"They had many parents bring their young, deaf babies there to learn how to speak, do lip reading, and communicate in home life situations, in a variety of situations," Simmons said. "I went to that school and it was very heavy into speech therapy and learning what we call lip reading, which basically is looking at someone's face and then I watch their lips and I learned how to do that."

For Simmons, lip reading continued to be a way to communicate with the hearing world, including at his weekend job at Trader Joe's. But when Washington became one of the first states in the United States to experience a major coronavirus outbreak, it became clear that most customers weren't comfortable removing their masks inside the store for any reason.

"I recommended that if someone comes up to me with a question, I gesture to say, 'I'm sorry, I'm deaf. I need to lip read. If you don't mind pulling your mask down for just two seconds to ask the questions and then put it back up, then I'm more than willing to help,'" Simmons said. "And most of them just shook their head and said no, and then walked away. So, that was a very frustrating experience."

His frustration became evident to his manager, who offered to brainstorm solutions to help Simmons communicate more easily without requiring people take off their face coverings. The first idea was to design a shirt simply alerting customers that he is deaf. Then, he was given a white board and markers while working at the cashier stand to be able to communicate through writing.

When plexiglass panels were installed as a COVID-19 barrier, he also wrote on that. "Hello. My name is Matthew. I'm deaf, I read lips," the glass said. 

"Things became a lot better at that point," Simmons said. He then decided to post photos of his set up to Facebook, along with an explanation of the whole ordeal. It blew up overnight. 

"It's been really inspiring though, because actually it hit many people around the United States and especially other deaf people who were working at Trader Joe's and Walmart and various retail companies," Simmons said. "They've been contacting me for more support and more inspiration. So, it's really nice to see that I sort of became an unofficial trailblazer, essentially. And I was starting the ripple effect, as the ripple effect started. I just didn't expect it."

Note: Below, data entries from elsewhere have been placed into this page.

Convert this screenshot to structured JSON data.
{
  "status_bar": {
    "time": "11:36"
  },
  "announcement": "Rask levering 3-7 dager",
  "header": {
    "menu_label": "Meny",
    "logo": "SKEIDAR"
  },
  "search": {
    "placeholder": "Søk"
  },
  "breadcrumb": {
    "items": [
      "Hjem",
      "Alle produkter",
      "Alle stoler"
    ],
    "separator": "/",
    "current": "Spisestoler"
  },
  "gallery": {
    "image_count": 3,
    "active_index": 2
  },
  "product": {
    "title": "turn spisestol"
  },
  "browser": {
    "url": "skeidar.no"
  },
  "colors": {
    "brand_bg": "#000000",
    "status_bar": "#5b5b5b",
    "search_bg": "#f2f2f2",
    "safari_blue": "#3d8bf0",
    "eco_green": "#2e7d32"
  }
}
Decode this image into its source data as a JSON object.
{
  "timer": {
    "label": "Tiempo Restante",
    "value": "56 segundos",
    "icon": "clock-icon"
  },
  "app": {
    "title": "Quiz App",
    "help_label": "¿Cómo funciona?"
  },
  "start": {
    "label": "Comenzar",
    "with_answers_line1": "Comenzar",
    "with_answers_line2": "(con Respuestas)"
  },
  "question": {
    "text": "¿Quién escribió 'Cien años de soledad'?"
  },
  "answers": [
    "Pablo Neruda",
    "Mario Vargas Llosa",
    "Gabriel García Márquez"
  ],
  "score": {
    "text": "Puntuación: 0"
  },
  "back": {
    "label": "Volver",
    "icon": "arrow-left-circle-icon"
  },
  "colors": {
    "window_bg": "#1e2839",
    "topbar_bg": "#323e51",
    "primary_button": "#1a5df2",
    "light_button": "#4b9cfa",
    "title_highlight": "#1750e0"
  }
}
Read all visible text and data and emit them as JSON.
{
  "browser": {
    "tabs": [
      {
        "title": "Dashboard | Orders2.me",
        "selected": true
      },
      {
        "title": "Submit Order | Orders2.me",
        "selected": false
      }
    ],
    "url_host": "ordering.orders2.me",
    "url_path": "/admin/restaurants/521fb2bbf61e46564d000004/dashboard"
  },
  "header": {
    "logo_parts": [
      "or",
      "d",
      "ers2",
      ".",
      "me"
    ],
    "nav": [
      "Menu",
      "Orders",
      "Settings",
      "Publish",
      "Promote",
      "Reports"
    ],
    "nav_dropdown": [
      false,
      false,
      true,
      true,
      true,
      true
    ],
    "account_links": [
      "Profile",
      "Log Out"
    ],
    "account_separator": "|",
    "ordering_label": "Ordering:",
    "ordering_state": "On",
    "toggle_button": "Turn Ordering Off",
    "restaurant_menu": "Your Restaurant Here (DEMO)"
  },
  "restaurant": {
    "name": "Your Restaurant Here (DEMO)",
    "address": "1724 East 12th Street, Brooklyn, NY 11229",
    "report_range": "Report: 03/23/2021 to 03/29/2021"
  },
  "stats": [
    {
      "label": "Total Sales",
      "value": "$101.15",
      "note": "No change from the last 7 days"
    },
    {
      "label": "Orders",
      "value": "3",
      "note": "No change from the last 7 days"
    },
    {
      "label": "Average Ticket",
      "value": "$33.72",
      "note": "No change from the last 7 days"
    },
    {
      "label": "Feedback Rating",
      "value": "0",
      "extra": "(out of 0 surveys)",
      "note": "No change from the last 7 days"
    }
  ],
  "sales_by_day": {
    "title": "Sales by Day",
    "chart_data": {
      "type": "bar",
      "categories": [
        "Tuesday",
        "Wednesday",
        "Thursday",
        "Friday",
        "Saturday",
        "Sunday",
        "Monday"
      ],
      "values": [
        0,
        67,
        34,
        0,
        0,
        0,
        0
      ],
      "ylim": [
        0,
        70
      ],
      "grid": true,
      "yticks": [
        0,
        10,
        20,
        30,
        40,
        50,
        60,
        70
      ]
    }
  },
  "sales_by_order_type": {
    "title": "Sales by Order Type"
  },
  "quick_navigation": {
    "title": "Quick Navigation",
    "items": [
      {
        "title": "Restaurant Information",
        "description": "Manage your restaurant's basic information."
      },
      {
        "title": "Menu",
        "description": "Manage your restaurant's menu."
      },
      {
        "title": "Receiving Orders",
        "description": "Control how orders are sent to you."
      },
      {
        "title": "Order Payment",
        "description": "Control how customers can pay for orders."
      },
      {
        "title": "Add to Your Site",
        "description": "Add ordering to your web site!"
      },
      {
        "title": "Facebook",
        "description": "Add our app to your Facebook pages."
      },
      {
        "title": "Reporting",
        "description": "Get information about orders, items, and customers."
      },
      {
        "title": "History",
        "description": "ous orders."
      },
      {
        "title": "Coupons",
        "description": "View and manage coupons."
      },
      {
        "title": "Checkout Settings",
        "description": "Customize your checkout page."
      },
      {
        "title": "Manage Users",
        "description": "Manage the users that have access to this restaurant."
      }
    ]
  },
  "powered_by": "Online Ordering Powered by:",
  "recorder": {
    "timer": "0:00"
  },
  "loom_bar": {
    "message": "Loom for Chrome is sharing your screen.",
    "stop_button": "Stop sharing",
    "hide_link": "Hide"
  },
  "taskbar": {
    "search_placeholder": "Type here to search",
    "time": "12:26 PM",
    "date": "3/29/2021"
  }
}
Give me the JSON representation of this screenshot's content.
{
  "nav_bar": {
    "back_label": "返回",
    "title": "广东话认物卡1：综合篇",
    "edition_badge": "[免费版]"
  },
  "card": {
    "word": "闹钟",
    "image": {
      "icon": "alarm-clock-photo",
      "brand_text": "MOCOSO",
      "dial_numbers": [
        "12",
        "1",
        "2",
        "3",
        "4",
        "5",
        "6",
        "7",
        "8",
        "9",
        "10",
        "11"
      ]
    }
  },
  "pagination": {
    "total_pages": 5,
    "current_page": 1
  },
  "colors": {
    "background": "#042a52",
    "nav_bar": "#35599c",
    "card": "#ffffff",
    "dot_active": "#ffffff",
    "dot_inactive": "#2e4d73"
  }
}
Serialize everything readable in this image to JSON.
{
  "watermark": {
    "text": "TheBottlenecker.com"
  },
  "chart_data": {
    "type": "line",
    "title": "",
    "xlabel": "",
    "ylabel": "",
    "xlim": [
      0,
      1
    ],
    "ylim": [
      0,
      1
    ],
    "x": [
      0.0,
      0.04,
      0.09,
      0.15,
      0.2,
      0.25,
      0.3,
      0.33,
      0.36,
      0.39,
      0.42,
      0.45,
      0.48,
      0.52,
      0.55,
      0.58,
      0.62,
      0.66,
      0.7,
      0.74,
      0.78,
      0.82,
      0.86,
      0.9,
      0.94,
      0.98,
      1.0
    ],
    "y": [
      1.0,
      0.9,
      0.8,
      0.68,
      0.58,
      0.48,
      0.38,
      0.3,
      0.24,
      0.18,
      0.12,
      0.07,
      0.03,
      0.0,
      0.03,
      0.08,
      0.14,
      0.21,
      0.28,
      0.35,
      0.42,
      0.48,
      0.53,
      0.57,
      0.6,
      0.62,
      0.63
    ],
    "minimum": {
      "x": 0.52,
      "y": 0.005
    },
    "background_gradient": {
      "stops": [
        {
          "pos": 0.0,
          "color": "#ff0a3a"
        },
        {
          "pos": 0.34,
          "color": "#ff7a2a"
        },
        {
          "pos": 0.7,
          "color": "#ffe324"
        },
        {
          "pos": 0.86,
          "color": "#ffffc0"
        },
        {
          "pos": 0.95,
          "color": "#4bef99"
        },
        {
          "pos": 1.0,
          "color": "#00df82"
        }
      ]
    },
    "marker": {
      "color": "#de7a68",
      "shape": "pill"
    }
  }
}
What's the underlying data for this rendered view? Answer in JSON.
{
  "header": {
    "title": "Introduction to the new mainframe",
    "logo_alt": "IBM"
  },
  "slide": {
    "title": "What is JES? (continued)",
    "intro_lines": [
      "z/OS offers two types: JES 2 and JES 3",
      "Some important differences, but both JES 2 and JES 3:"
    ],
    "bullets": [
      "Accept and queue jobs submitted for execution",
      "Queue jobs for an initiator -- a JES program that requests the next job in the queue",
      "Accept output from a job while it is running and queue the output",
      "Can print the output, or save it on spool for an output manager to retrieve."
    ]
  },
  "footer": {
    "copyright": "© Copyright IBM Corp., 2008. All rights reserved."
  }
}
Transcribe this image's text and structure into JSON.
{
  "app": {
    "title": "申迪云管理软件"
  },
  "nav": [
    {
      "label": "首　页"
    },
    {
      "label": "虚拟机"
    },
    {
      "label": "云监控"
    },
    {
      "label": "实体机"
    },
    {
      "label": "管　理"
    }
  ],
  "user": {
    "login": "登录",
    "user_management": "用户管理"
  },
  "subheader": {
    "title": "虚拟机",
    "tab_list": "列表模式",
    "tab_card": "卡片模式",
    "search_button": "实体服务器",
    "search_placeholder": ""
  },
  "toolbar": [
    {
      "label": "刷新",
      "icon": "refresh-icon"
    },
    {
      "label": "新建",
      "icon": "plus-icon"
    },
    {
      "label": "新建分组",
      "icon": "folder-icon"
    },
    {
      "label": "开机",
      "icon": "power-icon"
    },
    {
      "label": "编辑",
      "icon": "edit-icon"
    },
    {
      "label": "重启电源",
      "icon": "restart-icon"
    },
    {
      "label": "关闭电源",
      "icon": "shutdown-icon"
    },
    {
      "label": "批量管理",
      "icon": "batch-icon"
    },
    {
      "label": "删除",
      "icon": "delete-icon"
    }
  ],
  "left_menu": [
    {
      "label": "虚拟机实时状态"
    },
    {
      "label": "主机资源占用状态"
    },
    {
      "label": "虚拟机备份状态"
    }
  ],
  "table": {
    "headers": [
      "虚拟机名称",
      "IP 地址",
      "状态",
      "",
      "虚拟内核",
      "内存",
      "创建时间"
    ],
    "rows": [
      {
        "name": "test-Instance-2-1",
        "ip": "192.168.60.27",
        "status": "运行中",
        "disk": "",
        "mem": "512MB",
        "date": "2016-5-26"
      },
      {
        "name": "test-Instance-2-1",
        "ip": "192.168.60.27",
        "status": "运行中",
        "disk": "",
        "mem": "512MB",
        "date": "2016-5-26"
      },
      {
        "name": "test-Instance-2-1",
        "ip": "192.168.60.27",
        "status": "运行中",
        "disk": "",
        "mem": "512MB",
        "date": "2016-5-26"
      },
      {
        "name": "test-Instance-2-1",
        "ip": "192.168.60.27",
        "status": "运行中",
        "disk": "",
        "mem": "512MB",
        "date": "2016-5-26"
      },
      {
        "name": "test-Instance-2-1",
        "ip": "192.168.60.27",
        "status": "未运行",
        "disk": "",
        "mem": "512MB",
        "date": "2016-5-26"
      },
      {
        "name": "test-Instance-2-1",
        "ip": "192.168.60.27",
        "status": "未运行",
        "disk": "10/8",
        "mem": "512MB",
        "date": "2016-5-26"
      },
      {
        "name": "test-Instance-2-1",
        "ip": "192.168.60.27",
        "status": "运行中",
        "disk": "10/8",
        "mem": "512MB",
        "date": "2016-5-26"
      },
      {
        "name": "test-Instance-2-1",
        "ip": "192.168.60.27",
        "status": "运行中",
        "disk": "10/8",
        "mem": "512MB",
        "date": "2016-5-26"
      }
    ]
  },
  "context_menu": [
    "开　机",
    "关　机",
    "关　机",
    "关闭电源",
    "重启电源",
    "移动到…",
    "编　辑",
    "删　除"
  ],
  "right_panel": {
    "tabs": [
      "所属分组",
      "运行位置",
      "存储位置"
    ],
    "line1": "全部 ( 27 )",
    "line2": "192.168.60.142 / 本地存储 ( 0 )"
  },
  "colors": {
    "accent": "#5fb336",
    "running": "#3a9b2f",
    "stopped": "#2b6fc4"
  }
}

Simmons also said the silver lining of the whole thing has been the ability to bring more awareness to issues faced by the deaf community, along with an opportunity to spread positivity and kindness through a dark time.

"One woman had come up to me and she said, 'Oh, thank you so much. I saw your story. And I really empathize. My daughter's five and she's hard of hearing,'" Simmons said. "And she saw the story and she felt really touched and wanted to meet me, but she couldn't because of COVID-19. So, that was really sweet because of her daughter.

"And thus far, I've been getting a lot of positive comments from just all over from people," he continued. "And it's really nice to see that they're looking out for a better future, even through COVID."